MATERIAL SUPPLIED Block Start

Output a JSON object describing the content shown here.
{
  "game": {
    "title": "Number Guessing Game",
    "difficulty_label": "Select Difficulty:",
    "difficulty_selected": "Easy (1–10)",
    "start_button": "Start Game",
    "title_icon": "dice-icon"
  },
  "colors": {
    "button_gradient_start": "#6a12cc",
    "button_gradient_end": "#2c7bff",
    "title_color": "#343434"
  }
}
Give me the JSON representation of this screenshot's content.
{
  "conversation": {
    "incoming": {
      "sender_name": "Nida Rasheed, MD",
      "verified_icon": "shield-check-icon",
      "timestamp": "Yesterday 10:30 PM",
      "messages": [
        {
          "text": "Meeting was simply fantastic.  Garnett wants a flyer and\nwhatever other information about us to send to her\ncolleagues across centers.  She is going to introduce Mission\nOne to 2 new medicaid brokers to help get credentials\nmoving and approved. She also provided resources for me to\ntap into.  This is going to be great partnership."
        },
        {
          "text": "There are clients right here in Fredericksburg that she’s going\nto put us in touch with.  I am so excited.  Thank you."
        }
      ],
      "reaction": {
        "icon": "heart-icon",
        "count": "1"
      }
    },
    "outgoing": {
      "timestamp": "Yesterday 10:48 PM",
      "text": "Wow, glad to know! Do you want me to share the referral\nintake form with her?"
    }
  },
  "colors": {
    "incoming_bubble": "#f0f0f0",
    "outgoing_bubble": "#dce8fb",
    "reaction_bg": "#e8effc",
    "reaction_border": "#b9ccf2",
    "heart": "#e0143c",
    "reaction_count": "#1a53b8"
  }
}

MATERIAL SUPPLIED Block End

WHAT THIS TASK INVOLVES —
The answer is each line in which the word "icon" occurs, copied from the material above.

EXERCISE RESULT —
    "title_icon": "dice-icon"
      "verified_icon": "shield-check-icon",
        "icon": "heart-icon",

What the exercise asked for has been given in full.